            I use a Spikomat quarter-pounder tool for shaping the burgers which makes the indentations on one side of the burgers.

            7 Replies
            1. re: iliria

              If you ground your own extremely lean beef that was probably the issue. I occasionally buy eye of round (which when trimmed of fat is nearly 100% lean) and grind it - it makes terrible burgers, but when Mr. Bionda is dieting, sometimes he just wants a burger and doesn't care if it's terrible. Anyway, an egg will help with binding if you're using really lean beef, but as a rule super lean beef doesn't stick together well when you're trying to make burgers. You can put it through the grinder two or three times to help with binding, but it's never going to hold together the way a really fatty grind does.

              1. re: biondanonima

                You've hit the nail on the head, as they say. Both my girlfriend and I are on a diet (Slimming World) which doesn't allow for fat, oils, sugars and bread. When I went to the local supermarket I noticed that rump steak was on offer and was just as cheap as the chuck so I bought a lot of it and ground some to use for chillies, pasta and burger recipes. We can't have burgers which have more than 5% fat so it looks like home made burgers whilst we are on a diet are a no-go area. Might have a look at meatball recipes. Either that or I'll buy some sausage casings and go for healthy sausages instead.

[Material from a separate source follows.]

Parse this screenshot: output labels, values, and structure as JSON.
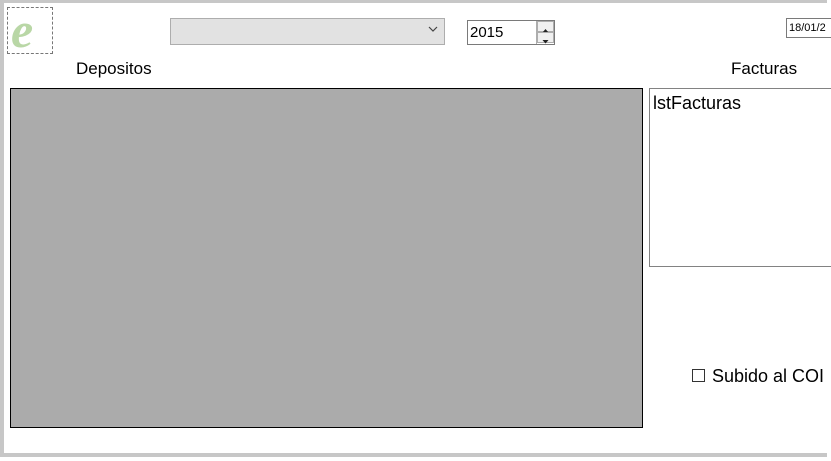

                1. re: iliria

                  Yeah, low-fat ground meat can be a real bummer. I've found some chicken sausages that are low-fat and pretty good, but I've found that the best use for lean ground beef is to cook it crumbled up and season or sauce it aggressively - it covers up the dryness. Mr. Bionda loves mapo tofu made with lean beef (and light on the chili oil to keep it low-fat), taco meat, spaghetti sauce, chili, etc. - they all work better with lean ground beef than burgers do.

                  1. re: iliria

                    At that low fat level you may want to consider a tuna burger

                    1. re: scubadoo97

                      Good call on the fish burger. Yellowfin?
                      Best ever was on Palm Island (EC, not Fla).

                    2. re: iliria

                      If you don't find a good way to make proper burgers, you might try slow cooking a rump hunk low and slow and then shredding the beef. Mix it with barbeque sauce or any other sauce you like and serve on whatever bun-surrogate you have in mind. (Corn tortillas would work fine or even lettuce leaves.) Otherwise you could mix the loose beef with barbeque/other sauce and settle for a sloppy joe.

                      Either way will at least come close to burger-feel. But yeah without fat it's hard to hold a burger patty together.

                  2. re: iliria

                    You need to have fat in your beef in order to make a burger. Go to a real butcher and ask for a 15 or 20% fat to meat ratio, or else it won't "bind" and also it will be flavorless. Have it ground on the day you're cooking it. All you need to do is season your meat with S&P, free-form your patties with your hands, and perhaps brush some BBQ or Worcester sauce on the meat prior to grilling.
                    If you want onion with your burger, grill onions separately but don't mix them with your meat. And as someone else said above, let your meat go to room temperature before you grill it.